-Creating a new women’s program to keep Title IX numbers in alignment. In Whitman’s words, “It may be women’s hockey. It may not be. It may be something else on the women’s side”.
Whitman was very clear that money wouldn’t be taken from existing programs at the school in order to help start funding the hockey program, which means the entirety of it would have to come from private donations. In total, Illinois would likely need something similar to the $102 million donated to Penn State by Terry Pegula and family to get their program off the ground. It goes without saying how difficult it is to raise that kind of money.
“We need to find some new money to make this possible. If we’re able to do that, I think there’s tremendous benefit. If we’re not, we have to be disciplined enough to say, despite all this hoopla, that it doesn’t make sense for us.”
So what did that whole thing on Friday actually mean? There wasn’t very much in terms of actual substance. I don’t think it comes as a major revelation to say that a university athletic department will cash your check if you’re willing to give it to them.
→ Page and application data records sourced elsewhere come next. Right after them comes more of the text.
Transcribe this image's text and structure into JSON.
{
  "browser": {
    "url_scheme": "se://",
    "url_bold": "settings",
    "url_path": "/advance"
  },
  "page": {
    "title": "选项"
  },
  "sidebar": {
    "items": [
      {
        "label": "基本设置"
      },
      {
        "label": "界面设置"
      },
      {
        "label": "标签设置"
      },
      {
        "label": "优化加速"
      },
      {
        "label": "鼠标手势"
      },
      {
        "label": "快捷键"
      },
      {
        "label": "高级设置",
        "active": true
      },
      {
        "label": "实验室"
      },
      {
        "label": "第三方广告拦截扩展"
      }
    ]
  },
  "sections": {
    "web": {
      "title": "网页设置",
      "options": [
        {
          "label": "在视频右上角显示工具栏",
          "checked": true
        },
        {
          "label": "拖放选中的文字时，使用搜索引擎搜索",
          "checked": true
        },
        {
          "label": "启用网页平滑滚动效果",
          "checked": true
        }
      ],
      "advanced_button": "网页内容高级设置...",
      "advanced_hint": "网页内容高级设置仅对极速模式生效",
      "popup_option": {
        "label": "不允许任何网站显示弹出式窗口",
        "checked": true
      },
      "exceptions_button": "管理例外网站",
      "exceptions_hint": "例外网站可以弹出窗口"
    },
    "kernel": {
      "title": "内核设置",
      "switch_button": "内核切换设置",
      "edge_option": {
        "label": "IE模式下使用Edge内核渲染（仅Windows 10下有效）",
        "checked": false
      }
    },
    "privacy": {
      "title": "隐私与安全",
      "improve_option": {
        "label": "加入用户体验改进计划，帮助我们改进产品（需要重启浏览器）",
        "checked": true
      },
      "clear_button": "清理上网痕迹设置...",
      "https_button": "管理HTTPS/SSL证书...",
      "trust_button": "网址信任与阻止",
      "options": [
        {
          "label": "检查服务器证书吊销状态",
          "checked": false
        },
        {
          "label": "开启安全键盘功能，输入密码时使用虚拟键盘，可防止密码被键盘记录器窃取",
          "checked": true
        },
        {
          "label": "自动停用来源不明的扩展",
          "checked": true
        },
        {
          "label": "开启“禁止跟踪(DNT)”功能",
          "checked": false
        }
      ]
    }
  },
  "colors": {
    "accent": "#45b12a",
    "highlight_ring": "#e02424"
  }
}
But the press conference did serve as a clear signal of intent from Illinois. It’s one thing to give a friendly quote to the local newspaper about being interested in starting a hockey program. It’s another for Whitman to stand at a podium flanked by some of the most powerful people in hockey and say that they believe Illinois can be great at hockey. It’s a powerful message, and hopefully one that will resonate with donors when the time comes for Illinois to start making phone calls to raise that money. Friday wasn’t what one would call a historic day for college hockey by any means, at least at this point in time. But perhaps one day, years from now, we’ll look at that press conference as the start of something special.